▶ [Dataset excerpts]
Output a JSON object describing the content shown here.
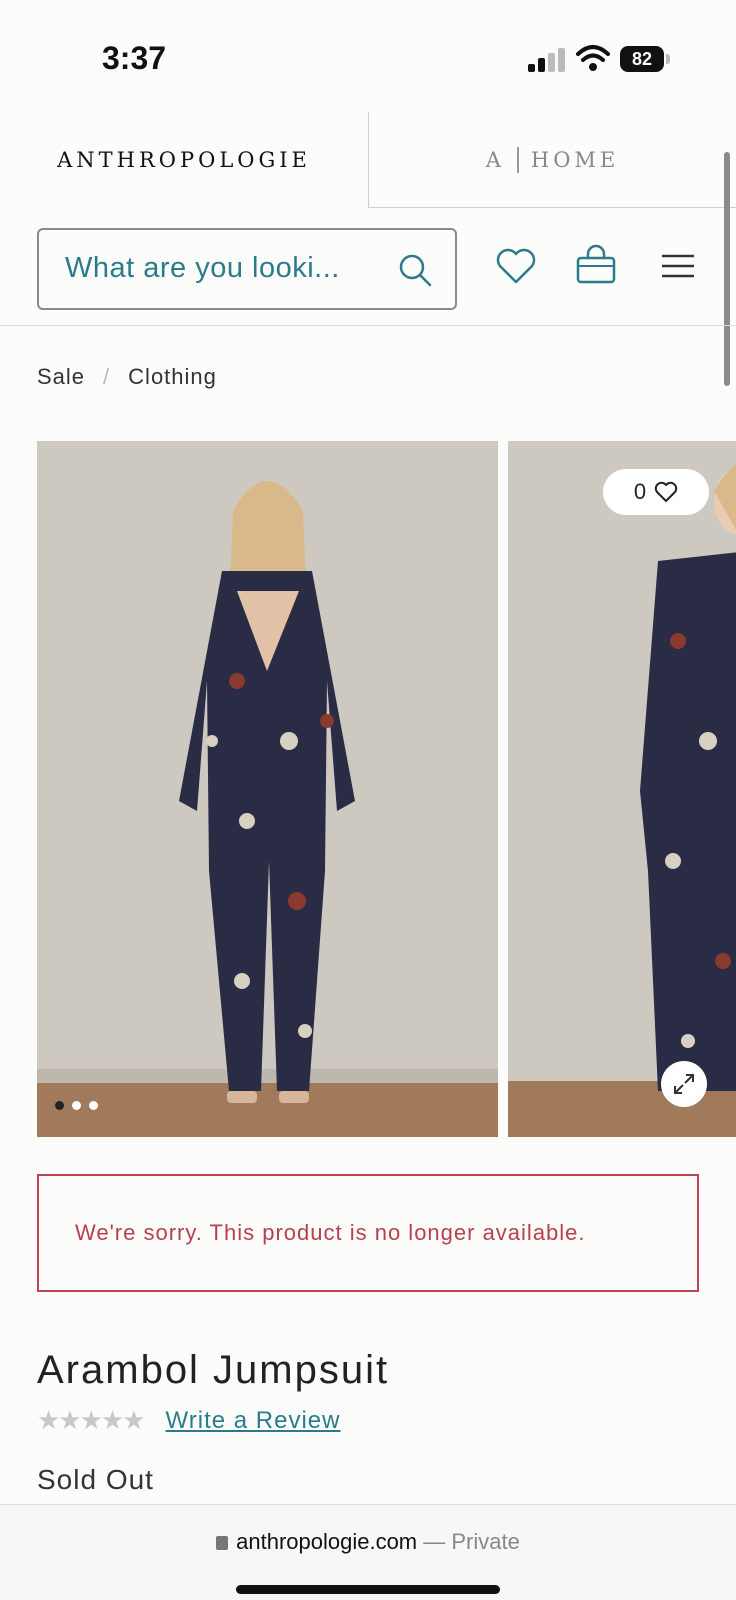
{
  "status_bar": {
    "time": "3:37",
    "battery": "82"
  },
  "brand_tabs": {
    "primary": "ANTHROPOLOGIE",
    "home_letter": "A",
    "home_word": "HOME"
  },
  "header": {
    "search_placeholder": "What are you looki..."
  },
  "breadcrumb": {
    "items": [
      "Sale",
      "Clothing"
    ],
    "separator": "/"
  },
  "gallery": {
    "like_count": "0",
    "image_count": 3,
    "active_index": 0
  },
  "alert": {
    "message": "We're sorry. This product is no longer available."
  },
  "product": {
    "title": "Arambol Jumpsuit",
    "rating_stars": "★★★★★",
    "rating_value": 0,
    "review_link": "Write a Review",
    "availability": "Sold Out"
  },
  "browser": {
    "domain": "anthropologie.com",
    "mode": "— Private"
  },
  "colors": {
    "accent": "#2b7b8c",
    "alert": "#c0434f",
    "background": "#fcfcfa"
  }
}
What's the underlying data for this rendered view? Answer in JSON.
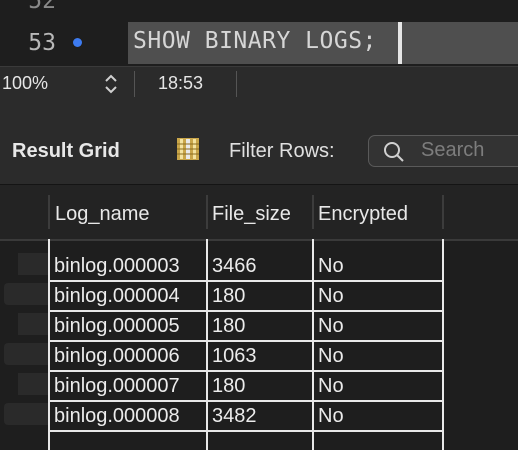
{
  "editor": {
    "prev_line_number": "52",
    "line_number": "53",
    "code": "SHOW BINARY LOGS;"
  },
  "status": {
    "zoom": "100%",
    "cursor_position": "18:53"
  },
  "toolbar": {
    "result_grid_label": "Result Grid",
    "filter_rows_label": "Filter Rows:",
    "search_placeholder": "Search"
  },
  "columns": [
    "Log_name",
    "File_size",
    "Encrypted"
  ],
  "rows": [
    [
      "binlog.000003",
      "3466",
      "No"
    ],
    [
      "binlog.000004",
      "180",
      "No"
    ],
    [
      "binlog.000005",
      "180",
      "No"
    ],
    [
      "binlog.000006",
      "1063",
      "No"
    ],
    [
      "binlog.000007",
      "180",
      "No"
    ],
    [
      "binlog.000008",
      "3482",
      "No"
    ]
  ],
  "colors": {
    "breakpoint": "#3d7bf0",
    "selection": "#4f4f4f"
  }
}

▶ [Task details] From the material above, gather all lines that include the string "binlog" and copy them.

▶ [Task answer]
      "binlog.000003",
      "binlog.000004",
      "binlog.000005",
      "binlog.000006",
      "binlog.000007",
      "binlog.000008",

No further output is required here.